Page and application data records
---*---

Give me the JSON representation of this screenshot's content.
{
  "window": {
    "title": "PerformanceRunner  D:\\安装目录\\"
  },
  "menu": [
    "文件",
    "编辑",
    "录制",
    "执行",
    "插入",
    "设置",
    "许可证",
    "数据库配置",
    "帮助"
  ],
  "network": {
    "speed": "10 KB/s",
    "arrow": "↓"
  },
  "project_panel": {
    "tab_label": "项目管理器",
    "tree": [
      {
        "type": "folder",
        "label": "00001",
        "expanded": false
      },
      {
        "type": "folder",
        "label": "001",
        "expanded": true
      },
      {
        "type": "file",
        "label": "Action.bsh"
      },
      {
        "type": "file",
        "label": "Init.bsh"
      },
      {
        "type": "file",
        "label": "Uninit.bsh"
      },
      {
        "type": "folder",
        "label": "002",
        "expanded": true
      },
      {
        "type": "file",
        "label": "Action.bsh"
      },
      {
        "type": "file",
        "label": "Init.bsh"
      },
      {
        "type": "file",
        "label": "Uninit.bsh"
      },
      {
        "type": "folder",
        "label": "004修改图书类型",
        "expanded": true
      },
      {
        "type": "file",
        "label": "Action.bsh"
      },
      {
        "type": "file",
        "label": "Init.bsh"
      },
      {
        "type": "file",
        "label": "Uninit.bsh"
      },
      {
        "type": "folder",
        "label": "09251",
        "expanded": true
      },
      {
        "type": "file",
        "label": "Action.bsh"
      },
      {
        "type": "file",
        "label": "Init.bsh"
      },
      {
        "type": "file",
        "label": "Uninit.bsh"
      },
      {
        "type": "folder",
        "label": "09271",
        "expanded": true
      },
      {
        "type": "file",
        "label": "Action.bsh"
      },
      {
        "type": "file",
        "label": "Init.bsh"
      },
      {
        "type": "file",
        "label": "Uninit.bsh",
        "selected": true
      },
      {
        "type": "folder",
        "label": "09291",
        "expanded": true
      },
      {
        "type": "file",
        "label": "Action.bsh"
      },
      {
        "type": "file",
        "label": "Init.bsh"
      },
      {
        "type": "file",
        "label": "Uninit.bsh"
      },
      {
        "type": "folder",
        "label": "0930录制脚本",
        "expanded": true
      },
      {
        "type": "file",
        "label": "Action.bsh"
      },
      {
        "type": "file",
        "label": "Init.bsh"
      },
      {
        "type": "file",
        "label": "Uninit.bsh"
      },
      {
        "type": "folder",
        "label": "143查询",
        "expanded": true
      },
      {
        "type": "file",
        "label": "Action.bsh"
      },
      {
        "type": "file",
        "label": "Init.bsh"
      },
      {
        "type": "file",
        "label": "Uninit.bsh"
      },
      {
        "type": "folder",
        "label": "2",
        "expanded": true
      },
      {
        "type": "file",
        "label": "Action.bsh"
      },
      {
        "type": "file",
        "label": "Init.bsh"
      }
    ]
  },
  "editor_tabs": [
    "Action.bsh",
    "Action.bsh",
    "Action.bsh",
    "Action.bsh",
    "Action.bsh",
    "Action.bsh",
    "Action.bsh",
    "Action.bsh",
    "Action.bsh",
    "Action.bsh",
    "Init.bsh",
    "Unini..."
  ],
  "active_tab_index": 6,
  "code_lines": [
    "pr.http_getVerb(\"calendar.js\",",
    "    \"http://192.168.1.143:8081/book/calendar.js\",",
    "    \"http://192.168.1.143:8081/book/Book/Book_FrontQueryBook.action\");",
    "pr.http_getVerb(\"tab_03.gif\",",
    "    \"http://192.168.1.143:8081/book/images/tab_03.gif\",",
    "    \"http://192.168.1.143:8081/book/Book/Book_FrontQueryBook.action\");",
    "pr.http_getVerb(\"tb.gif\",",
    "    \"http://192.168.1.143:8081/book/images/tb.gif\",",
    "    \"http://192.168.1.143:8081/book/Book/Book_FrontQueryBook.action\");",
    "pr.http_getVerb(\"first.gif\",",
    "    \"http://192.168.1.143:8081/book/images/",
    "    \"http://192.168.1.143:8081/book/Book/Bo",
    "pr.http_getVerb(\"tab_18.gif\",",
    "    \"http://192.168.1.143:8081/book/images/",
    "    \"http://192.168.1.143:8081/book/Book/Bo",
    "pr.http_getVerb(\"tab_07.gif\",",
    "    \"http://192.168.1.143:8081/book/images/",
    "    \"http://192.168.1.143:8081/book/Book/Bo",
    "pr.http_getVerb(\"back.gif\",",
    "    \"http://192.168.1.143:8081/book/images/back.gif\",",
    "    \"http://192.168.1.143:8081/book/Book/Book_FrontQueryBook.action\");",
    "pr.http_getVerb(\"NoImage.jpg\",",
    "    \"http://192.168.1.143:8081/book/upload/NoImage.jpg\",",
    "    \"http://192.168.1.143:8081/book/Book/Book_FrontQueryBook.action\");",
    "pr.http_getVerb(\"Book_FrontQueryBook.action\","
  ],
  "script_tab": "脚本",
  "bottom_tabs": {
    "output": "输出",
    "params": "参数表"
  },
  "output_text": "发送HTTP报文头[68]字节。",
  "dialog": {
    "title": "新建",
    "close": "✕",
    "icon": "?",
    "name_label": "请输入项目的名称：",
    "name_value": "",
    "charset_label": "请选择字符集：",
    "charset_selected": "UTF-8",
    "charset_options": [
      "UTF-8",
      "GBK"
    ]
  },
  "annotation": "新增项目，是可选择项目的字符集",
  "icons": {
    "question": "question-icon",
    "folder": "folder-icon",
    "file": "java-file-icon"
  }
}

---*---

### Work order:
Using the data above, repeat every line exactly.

### Response to the exercise:
Give me the JSON representation of this screenshot's content.
{
  "window": {
    "title": "PerformanceRunner  D:\\安装目录\\"
  },
  "menu": [
    "文件",
    "编辑",
    "录制",
    "执行",
    "插入",
    "设置",
    "许可证",
    "数据库配置",
    "帮助"
  ],
  "network": {
    "speed": "10 KB/s",
    "arrow": "↓"
  },
  "project_panel": {
    "tab_label": "项目管理器",
    "tree": [
      {
        "type": "folder",
        "label": "00001",
        "expanded": false
      },
      {
        "type": "folder",
        "label": "001",
        "expanded": true
      },
      {
        "type": "file",
        "label": "Action.bsh"
      },
      {
        "type": "file",
        "label": "Init.bsh"
      },
      {
        "type": "file",
        "label": "Uninit.bsh"
      },
      {
        "type": "folder",
        "label": "002",
        "expanded": true
      },
      {
        "type": "file",
        "label": "Action.bsh"
      },
      {
        "type": "file",
        "label": "Init.bsh"
      },
      {
        "type": "file",
        "label": "Uninit.bsh"
      },
      {
        "type": "folder",
        "label": "004修改图书类型",
        "expanded": true
      },
      {
        "type": "file",
        "label": "Action.bsh"
      },
      {
        "type": "file",
        "label": "Init.bsh"
      },
      {
        "type": "file",
        "label": "Uninit.bsh"
      },
      {
        "type": "folder",
        "label": "09251",
        "expanded": true
      },
      {
        "type": "file",
        "label": "Action.bsh"
      },
      {
        "type": "file",
        "label": "Init.bsh"
      },
      {
        "type": "file",
        "label": "Uninit.bsh"
      },
      {
        "type": "folder",
        "label": "09271",
        "expanded": true
      },
      {
        "type": "file",
        "label": "Action.bsh"
      },
      {
        "type": "file",
        "label": "Init.bsh"
      },
      {
        "type": "file",
        "label": "Uninit.bsh",
        "selected": true
      },
      {
        "type": "folder",
        "label": "09291",
        "expanded": true
      },
      {
        "type": "file",
        "label": "Action.bsh"
      },
      {
        "type": "file",
        "label": "Init.bsh"
      },
      {
        "type": "file",
        "label": "Uninit.bsh"
      },
      {
        "type": "folder",
        "label": "0930录制脚本",
        "expanded": true
      },
      {
        "type": "file",
        "label": "Action.bsh"
      },
      {
        "type": "file",
        "label": "Init.bsh"
      },
      {
        "type": "file",
        "label": "Uninit.bsh"
      },
      {
        "type": "folder",
        "label": "143查询",
        "expanded": true
      },
      {
        "type": "file",
        "label": "Action.bsh"
      },
      {
        "type": "file",
        "label": "Init.bsh"
      },
      {
        "type": "file",
        "label": "Uninit.bsh"
      },
      {
        "type": "folder",
        "label": "2",
        "expanded": true
      },
      {
        "type": "file",
        "label": "Action.bsh"
      },
      {
        "type": "file",
        "label": "Init.bsh"
      }
    ]
  },
  "editor_tabs": [
    "Action.bsh",
    "Action.bsh",
    "Action.bsh",
    "Action.bsh",
    "Action.bsh",
    "Action.bsh",
    "Action.bsh",
    "Action.bsh",
    "Action.bsh",
    "Action.bsh",
    "Init.bsh",
    "Unini..."
  ],
  "active_tab_index": 6,
  "code_lines": [
    "pr.http_getVerb(\"calendar.js\",",
    "    \"http://192.168.1.143:8081/book/calendar.js\",",
    "    \"http://192.168.1.143:8081/book/Book/Book_FrontQueryBook.action\");",
    "pr.http_getVerb(\"tab_03.gif\",",
    "    \"http://192.168.1.143:8081/book/images/tab_03.gif\",",
    "    \"http://192.168.1.143:8081/book/Book/Book_FrontQueryBook.action\");",
    "pr.http_getVerb(\"tb.gif\",",
    "    \"http://192.168.1.143:8081/book/images/tb.gif\",",
    "    \"http://192.168.1.143:8081/book/Book/Book_FrontQueryBook.action\");",
    "pr.http_getVerb(\"first.gif\",",
    "    \"http://192.168.1.143:8081/book/images/",
    "    \"http://192.168.1.143:8081/book/Book/Bo",
    "pr.http_getVerb(\"tab_18.gif\",",
    "    \"http://192.168.1.143:8081/book/images/",
    "    \"http://192.168.1.143:8081/book/Book/Bo",
    "pr.http_getVerb(\"tab_07.gif\",",
    "    \"http://192.168.1.143:8081/book/images/",
    "    \"http://192.168.1.143:8081/book/Book/Bo",
    "pr.http_getVerb(\"back.gif\",",
    "    \"http://192.168.1.143:8081/book/images/back.gif\",",
    "    \"http://192.168.1.143:8081/book/Book/Book_FrontQueryBook.action\");",
    "pr.http_getVerb(\"NoImage.jpg\",",
    "    \"http://192.168.1.143:8081/book/upload/NoImage.jpg\",",
    "    \"http://192.168.1.143:8081/book/Book/Book_FrontQueryBook.action\");",
    "pr.http_getVerb(\"Book_FrontQueryBook.action\","
  ],
  "script_tab": "脚本",
  "bottom_tabs": {
    "output": "输出",
    "params": "参数表"
  },
  "output_text": "发送HTTP报文头[68]字节。",
  "dialog": {
    "title": "新建",
    "close": "✕",
    "icon": "?",
    "name_label": "请输入项目的名称：",
    "name_value": "",
    "charset_label": "请选择字符集：",
    "charset_selected": "UTF-8",
    "charset_options": [
      "UTF-8",
      "GBK"
    ]
  },
  "annotation": "新增项目，是可选择项目的字符集",
  "icons": {
    "question": "question-icon",
    "folder": "folder-icon",
    "file": "java-file-icon"
  }
}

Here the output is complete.